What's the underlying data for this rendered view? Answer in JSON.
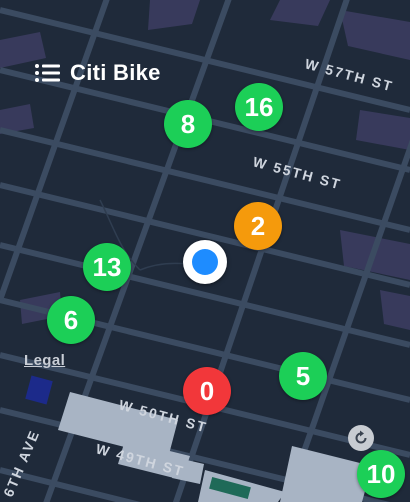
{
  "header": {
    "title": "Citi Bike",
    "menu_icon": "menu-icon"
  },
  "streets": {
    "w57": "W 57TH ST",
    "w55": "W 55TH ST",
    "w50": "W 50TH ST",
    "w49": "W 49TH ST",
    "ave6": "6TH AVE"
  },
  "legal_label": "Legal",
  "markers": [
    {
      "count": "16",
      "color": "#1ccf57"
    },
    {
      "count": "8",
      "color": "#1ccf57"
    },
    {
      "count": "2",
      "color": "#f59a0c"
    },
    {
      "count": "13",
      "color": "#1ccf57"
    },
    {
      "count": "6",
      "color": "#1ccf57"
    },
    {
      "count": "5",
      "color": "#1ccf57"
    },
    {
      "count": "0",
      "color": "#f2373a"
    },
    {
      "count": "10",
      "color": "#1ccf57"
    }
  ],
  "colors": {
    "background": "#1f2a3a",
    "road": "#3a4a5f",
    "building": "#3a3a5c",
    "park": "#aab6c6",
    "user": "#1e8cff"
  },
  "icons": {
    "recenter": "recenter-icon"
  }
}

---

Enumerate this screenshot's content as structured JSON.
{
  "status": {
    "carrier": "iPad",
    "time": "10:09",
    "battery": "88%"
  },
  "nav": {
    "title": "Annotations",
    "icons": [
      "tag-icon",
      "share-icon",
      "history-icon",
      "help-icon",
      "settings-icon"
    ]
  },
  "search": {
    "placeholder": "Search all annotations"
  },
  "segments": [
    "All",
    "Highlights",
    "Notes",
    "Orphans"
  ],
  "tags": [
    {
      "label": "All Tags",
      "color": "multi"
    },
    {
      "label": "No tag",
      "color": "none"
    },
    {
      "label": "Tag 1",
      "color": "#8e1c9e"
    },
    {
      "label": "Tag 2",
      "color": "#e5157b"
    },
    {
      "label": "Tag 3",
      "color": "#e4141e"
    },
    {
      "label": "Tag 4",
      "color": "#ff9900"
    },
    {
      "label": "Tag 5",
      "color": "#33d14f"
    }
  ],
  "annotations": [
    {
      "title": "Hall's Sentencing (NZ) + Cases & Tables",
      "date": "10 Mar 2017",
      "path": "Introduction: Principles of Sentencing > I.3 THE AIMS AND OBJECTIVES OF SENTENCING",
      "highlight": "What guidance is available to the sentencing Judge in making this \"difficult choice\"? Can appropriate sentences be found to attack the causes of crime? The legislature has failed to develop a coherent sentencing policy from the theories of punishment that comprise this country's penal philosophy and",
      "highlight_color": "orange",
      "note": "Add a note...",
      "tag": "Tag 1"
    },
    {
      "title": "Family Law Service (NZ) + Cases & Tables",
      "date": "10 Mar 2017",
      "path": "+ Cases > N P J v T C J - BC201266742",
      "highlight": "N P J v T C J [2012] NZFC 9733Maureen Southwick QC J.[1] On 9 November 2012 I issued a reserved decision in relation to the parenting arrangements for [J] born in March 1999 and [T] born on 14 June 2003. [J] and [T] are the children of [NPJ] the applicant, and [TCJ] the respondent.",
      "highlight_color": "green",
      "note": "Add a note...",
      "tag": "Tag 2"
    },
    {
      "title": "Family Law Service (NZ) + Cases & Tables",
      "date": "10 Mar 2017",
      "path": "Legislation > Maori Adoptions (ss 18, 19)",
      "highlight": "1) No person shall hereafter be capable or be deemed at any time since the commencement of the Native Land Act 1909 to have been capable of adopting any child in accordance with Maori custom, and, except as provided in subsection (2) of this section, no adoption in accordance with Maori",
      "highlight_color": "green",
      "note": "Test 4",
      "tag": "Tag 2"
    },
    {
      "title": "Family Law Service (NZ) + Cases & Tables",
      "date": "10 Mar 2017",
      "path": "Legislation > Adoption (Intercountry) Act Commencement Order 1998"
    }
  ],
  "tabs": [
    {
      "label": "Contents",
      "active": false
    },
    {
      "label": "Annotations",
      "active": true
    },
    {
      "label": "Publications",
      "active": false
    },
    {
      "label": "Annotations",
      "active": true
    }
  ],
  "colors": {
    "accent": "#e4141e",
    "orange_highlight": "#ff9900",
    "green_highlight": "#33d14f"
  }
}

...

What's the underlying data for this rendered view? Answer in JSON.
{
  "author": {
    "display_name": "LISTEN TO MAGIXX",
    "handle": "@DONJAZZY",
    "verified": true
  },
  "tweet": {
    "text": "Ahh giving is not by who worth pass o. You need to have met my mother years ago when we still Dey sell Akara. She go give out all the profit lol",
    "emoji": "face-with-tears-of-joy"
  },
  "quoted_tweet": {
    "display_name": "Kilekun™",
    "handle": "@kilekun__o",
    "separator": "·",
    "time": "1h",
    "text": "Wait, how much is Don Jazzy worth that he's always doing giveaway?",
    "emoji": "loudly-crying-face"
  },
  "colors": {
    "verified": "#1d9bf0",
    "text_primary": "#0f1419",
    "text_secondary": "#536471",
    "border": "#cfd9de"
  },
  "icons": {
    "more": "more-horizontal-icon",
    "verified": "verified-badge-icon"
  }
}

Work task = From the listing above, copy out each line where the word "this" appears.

Problem solution =
What's the underlying data for this rendered view? Answer in JSON.
Enumerate this screenshot's content as structured JSON.
      "highlight": "What guidance is available to the sentencing Judge in making this \"difficult choice\"? Can appropriate sentences be found to attack the causes of crime? The legislature has failed to develop a coherent sentencing policy from the theories of punishment that comprise this country's penal philosophy and",
      "highlight": "1) No person shall hereafter be capable or be deemed at any time since the commencement of the Native Land Act 1909 to have been capable of adopting any child in accordance with Maori custom, and, except as provided in subsection (2) of this section, no adoption in accordance with Maori",
What's the underlying data for this rendered view? Answer in JSON.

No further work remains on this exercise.